Exercise description | Each of the records below must be reproduced exactly.

Excerpts from an interface dataset |
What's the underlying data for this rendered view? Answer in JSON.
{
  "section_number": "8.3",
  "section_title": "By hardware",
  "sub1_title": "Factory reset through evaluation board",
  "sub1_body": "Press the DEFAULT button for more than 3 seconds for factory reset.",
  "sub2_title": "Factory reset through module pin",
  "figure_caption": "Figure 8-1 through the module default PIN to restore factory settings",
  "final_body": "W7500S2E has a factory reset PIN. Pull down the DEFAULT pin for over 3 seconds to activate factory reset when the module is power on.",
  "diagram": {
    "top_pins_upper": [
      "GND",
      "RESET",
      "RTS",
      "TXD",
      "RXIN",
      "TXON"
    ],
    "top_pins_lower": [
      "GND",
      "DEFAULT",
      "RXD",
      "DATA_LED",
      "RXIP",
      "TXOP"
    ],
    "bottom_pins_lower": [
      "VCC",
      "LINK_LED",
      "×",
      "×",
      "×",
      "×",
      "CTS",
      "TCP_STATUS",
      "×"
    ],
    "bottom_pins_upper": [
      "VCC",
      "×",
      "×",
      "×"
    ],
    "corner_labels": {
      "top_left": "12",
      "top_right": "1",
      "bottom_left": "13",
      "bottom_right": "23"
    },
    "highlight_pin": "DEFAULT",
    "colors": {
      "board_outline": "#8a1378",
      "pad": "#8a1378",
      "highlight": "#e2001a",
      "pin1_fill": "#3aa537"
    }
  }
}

Your response |
What's the underlying data for this rendered view? Answer in JSON.
{
  "section_number": "8.3",
  "section_title": "By hardware",
  "sub1_title": "Factory reset through evaluation board",
  "sub1_body": "Press the DEFAULT button for more than 3 seconds for factory reset.",
  "sub2_title": "Factory reset through module pin",
  "figure_caption": "Figure 8-1 through the module default PIN to restore factory settings",
  "final_body": "W7500S2E has a factory reset PIN. Pull down the DEFAULT pin for over 3 seconds to activate factory reset when the module is power on.",
  "diagram": {
    "top_pins_upper": [
      "GND",
      "RESET",
      "RTS",
      "TXD",
      "RXIN",
      "TXON"
    ],
    "top_pins_lower": [
      "GND",
      "DEFAULT",
      "RXD",
      "DATA_LED",
      "RXIP",
      "TXOP"
    ],
    "bottom_pins_lower": [
      "VCC",
      "LINK_LED",
      "×",
      "×",
      "×",
      "×",
      "CTS",
      "TCP_STATUS",
      "×"
    ],
    "bottom_pins_upper": [
      "VCC",
      "×",
      "×",
      "×"
    ],
    "corner_labels": {
      "top_left": "12",
      "top_right": "1",
      "bottom_left": "13",
      "bottom_right": "23"
    },
    "highlight_pin": "DEFAULT",
    "colors": {
      "board_outline": "#8a1378",
      "pad": "#8a1378",
      "highlight": "#e2001a",
      "pin1_fill": "#3aa537"
    }
  }
}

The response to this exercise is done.